Monday, September 23, 2013

Shrewd business and the reality of fear

Some final thoughts from Sunday’s “dishonest steward” Gospel (Luke 16:1--13).

I’m not sure that this story translates particularly well to the 21st century.  Even when you restore it to Luke’s narrative (and not standing alone in lectionary format), its meaning is hard to decipher.

The first thing worth mentioning is that this is one of multiple stories told in the presence of multiple audiences.  Before this was "Prodigcal Son/Forgiving Father/Angry Brother", and after it is "Rich man and Lazarus".  We have “the disciples”, who are not just the twelve, but the “tax collectors and sinners” that Jesus was eating with.  They were those who worked for the wealthy, doing the “dirty work”, and living monetarily well for it.  We also have the “Pharisees and scribes” who are rich in comparison, higher up on the food chain.

Remembering this, we don't need this story to be the central teaching of Jesus.  Also, we are less tempted to make “the rich man” the good authority in this story.  It is in fact seldom that a rich man is the good example in a Luken story.

The text says that “charges were brought to him that (the manager) was squandering his property.”  His response:  “What is this that I hear about you?” suggests that the rich man has only an accusation, not the proof.  But he acts on it:  while he asks to see the books, he declares even before doing so that “you cannot be my manager any longer.”

Is the steward actually guilty?  Is he dishonest?  There’s no way for us to know what has happened in the past, only that he is convinced that looking at the books will not restore his place.  Perhaps he has given himself too much of the profits.  But it is also possible that the books will show that he is not dishonest in the personal profiting sense, but rather that he has not come down hard enough on the clients to MAKE money, as shown in other parables:  “throwing people in prison” until they can pay (Matthew 18:23-35), or earning exorbitant interest (Luke 19:11-27).

What he does next seems dodgy:  he cuts people's bills in quick fashion, but it is tactically brilliant because everyone stands to profit.  Those who owe the rich man pay less, but then again, some is recovered so the rich man profits without great effort.  Furthermore, those who borrowed are more likely to do business again with the rich man because they associate the forgiveness of some of the debt with the rich man (because they assume his steward must be acting on his behalf).  And yet, the rich man now needs to rethink his letting his steward go.  If he fires him, the debtors will know the steward acted on his own accord, and all the good opinions of the rich man will vanish.

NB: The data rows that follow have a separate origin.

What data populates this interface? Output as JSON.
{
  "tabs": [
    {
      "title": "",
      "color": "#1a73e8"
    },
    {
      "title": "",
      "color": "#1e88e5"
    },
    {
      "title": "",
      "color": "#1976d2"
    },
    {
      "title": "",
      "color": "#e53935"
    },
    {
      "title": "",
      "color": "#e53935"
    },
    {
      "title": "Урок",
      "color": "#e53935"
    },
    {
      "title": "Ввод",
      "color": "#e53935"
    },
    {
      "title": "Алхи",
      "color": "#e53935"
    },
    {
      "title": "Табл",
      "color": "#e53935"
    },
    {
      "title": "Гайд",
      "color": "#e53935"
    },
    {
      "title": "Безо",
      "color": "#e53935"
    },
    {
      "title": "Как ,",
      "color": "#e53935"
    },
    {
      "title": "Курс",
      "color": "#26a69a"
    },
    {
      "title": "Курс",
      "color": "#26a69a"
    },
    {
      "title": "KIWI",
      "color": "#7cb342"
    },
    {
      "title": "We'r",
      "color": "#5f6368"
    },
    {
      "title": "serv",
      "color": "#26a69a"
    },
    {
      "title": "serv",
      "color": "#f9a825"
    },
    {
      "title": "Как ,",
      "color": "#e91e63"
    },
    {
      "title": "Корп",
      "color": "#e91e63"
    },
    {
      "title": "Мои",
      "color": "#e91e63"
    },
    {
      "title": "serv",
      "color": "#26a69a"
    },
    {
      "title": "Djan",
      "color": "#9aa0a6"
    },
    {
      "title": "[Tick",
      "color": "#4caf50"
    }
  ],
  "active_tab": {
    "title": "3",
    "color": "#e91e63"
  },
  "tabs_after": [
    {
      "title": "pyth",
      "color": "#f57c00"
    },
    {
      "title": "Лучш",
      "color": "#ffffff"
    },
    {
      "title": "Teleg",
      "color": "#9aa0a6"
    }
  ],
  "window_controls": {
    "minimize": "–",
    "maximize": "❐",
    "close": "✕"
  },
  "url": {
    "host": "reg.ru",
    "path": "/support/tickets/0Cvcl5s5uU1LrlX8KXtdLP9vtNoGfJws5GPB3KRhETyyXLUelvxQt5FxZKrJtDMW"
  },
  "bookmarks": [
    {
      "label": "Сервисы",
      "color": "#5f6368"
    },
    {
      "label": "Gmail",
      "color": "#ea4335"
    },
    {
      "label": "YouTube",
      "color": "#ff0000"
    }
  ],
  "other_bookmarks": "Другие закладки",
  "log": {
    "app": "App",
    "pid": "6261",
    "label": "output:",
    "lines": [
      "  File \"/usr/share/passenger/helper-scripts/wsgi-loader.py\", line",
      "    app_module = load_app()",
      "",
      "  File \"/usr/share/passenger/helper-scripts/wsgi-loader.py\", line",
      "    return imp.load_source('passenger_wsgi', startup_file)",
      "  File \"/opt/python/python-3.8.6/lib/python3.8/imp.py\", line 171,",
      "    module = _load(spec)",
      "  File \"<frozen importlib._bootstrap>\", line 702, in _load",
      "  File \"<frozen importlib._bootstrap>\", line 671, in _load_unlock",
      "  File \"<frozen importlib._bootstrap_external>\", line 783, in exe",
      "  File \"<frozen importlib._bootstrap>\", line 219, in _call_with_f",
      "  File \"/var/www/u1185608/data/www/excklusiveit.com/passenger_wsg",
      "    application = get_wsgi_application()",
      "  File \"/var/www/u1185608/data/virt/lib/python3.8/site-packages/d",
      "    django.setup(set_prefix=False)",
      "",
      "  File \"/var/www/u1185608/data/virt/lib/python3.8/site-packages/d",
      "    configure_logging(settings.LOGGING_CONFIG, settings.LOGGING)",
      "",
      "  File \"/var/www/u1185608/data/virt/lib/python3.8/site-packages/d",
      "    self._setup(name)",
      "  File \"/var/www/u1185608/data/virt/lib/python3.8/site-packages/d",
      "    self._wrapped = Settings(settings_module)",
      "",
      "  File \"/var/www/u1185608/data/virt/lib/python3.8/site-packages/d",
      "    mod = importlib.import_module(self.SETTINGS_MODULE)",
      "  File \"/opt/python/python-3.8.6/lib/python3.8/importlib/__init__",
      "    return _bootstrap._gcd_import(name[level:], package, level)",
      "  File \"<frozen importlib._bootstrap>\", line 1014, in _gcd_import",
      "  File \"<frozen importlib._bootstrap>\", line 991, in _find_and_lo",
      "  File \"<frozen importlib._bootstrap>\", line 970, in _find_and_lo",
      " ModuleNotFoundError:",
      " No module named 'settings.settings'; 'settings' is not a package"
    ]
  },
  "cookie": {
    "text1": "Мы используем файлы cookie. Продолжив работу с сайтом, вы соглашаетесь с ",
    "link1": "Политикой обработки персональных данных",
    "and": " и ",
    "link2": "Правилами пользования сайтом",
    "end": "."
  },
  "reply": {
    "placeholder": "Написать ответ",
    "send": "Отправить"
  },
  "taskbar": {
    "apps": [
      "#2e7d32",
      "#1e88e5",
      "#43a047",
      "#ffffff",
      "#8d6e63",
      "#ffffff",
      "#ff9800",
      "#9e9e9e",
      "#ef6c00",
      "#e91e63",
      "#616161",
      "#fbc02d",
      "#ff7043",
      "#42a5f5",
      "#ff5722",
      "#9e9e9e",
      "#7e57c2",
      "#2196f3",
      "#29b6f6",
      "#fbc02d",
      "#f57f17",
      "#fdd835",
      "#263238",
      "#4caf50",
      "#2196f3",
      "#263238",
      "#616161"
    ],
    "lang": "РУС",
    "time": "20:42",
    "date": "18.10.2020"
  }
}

Jesus’ praise of the steward is ultimately based on this shrewdness.  Perhaps the best translation for us today is to be both shrewd in our financial dealings, but in a way that does not hurt others.

While I shared these thoughts with the Littleton congregation Sunday, I also thought that there are more relevant things to hear in the rough relationships of boss and employee.  I shared this brilliant offering from Hanan Harchol’s Jewish Food For Thought: The Animated Series.  I hope you enjoy it as well.